WORK TASK:
Each record should be written out exactly as given.

DATA EXTRACTS:
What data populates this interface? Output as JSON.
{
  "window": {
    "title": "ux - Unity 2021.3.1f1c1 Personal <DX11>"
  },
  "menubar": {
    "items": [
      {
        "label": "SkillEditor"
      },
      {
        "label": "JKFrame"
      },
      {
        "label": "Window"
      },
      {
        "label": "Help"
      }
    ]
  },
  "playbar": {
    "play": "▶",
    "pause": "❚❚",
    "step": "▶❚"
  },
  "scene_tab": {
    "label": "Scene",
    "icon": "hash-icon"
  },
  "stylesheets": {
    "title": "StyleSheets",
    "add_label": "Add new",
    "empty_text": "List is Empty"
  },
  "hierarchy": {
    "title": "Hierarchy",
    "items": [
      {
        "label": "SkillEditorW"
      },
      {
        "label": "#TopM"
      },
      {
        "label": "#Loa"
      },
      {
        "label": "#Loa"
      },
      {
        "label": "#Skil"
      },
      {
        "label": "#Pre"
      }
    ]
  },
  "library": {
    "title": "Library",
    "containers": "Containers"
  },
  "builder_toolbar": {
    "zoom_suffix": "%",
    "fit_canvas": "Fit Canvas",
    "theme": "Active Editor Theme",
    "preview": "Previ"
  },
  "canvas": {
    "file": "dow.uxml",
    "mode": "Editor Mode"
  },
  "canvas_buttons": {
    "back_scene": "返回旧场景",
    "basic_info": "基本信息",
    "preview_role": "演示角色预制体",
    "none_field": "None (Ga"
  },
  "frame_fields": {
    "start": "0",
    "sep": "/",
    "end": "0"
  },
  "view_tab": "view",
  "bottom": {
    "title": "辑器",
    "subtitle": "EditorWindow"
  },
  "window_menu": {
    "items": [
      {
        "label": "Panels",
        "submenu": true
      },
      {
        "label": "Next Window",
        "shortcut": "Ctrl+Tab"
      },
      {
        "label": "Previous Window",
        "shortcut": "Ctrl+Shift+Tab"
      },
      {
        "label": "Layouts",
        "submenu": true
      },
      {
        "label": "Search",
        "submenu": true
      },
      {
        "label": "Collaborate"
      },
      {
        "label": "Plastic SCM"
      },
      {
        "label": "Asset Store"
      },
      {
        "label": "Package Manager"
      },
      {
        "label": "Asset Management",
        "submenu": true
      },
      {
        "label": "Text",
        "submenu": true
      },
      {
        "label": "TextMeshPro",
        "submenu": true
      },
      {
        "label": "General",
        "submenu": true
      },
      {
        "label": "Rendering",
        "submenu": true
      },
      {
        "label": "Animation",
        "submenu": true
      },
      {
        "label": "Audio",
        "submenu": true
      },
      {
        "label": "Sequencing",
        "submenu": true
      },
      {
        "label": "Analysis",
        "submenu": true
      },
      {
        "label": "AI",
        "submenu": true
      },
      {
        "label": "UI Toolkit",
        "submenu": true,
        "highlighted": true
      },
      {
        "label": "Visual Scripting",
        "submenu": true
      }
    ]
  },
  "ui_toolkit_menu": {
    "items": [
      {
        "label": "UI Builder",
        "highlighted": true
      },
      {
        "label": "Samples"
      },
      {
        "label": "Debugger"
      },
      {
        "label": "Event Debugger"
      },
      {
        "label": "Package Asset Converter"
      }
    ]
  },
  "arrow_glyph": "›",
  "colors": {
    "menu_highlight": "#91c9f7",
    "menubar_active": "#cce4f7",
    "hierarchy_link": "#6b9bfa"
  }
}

EXERCISE RESPONSE:
What data populates this interface? Output as JSON.
{
  "window": {
    "title": "ux - Unity 2021.3.1f1c1 Personal <DX11>"
  },
  "menubar": {
    "items": [
      {
        "label": "SkillEditor"
      },
      {
        "label": "JKFrame"
      },
      {
        "label": "Window"
      },
      {
        "label": "Help"
      }
    ]
  },
  "playbar": {
    "play": "▶",
    "pause": "❚❚",
    "step": "▶❚"
  },
  "scene_tab": {
    "label": "Scene",
    "icon": "hash-icon"
  },
  "stylesheets": {
    "title": "StyleSheets",
    "add_label": "Add new",
    "empty_text": "List is Empty"
  },
  "hierarchy": {
    "title": "Hierarchy",
    "items": [
      {
        "label": "SkillEditorW"
      },
      {
        "label": "#TopM"
      },
      {
        "label": "#Loa"
      },
      {
        "label": "#Loa"
      },
      {
        "label": "#Skil"
      },
      {
        "label": "#Pre"
      }
    ]
  },
  "library": {
    "title": "Library",
    "containers": "Containers"
  },
  "builder_toolbar": {
    "zoom_suffix": "%",
    "fit_canvas": "Fit Canvas",
    "theme": "Active Editor Theme",
    "preview": "Previ"
  },
  "canvas": {
    "file": "dow.uxml",
    "mode": "Editor Mode"
  },
  "canvas_buttons": {
    "back_scene": "返回旧场景",
    "basic_info": "基本信息",
    "preview_role": "演示角色预制体",
    "none_field": "None (Ga"
  },
  "frame_fields": {
    "start": "0",
    "sep": "/",
    "end": "0"
  },
  "view_tab": "view",
  "bottom": {
    "title": "辑器",
    "subtitle": "EditorWindow"
  },
  "window_menu": {
    "items": [
      {
        "label": "Panels",
        "submenu": true
      },
      {
        "label": "Next Window",
        "shortcut": "Ctrl+Tab"
      },
      {
        "label": "Previous Window",
        "shortcut": "Ctrl+Shift+Tab"
      },
      {
        "label": "Layouts",
        "submenu": true
      },
      {
        "label": "Search",
        "submenu": true
      },
      {
        "label": "Collaborate"
      },
      {
        "label": "Plastic SCM"
      },
      {
        "label": "Asset Store"
      },
      {
        "label": "Package Manager"
      },
      {
        "label": "Asset Management",
        "submenu": true
      },
      {
        "label": "Text",
        "submenu": true
      },
      {
        "label": "TextMeshPro",
        "submenu": true
      },
      {
        "label": "General",
        "submenu": true
      },
      {
        "label": "Rendering",
        "submenu": true
      },
      {
        "label": "Animation",
        "submenu": true
      },
      {
        "label": "Audio",
        "submenu": true
      },
      {
        "label": "Sequencing",
        "submenu": true
      },
      {
        "label": "Analysis",
        "submenu": true
      },
      {
        "label": "AI",
        "submenu": true
      },
      {
        "label": "UI Toolkit",
        "submenu": true,
        "highlighted": true
      },
      {
        "label": "Visual Scripting",
        "submenu": true
      }
    ]
  },
  "ui_toolkit_menu": {
    "items": [
      {
        "label": "UI Builder",
        "highlighted": true
      },
      {
        "label": "Samples"
      },
      {
        "label": "Debugger"
      },
      {
        "label": "Event Debugger"
      },
      {
        "label": "Package Asset Converter"
      }
    ]
  },
  "arrow_glyph": "›",
  "colors": {
    "menu_highlight": "#91c9f7",
    "menubar_active": "#cce4f7",
    "hierarchy_link": "#6b9bfa"
  }
}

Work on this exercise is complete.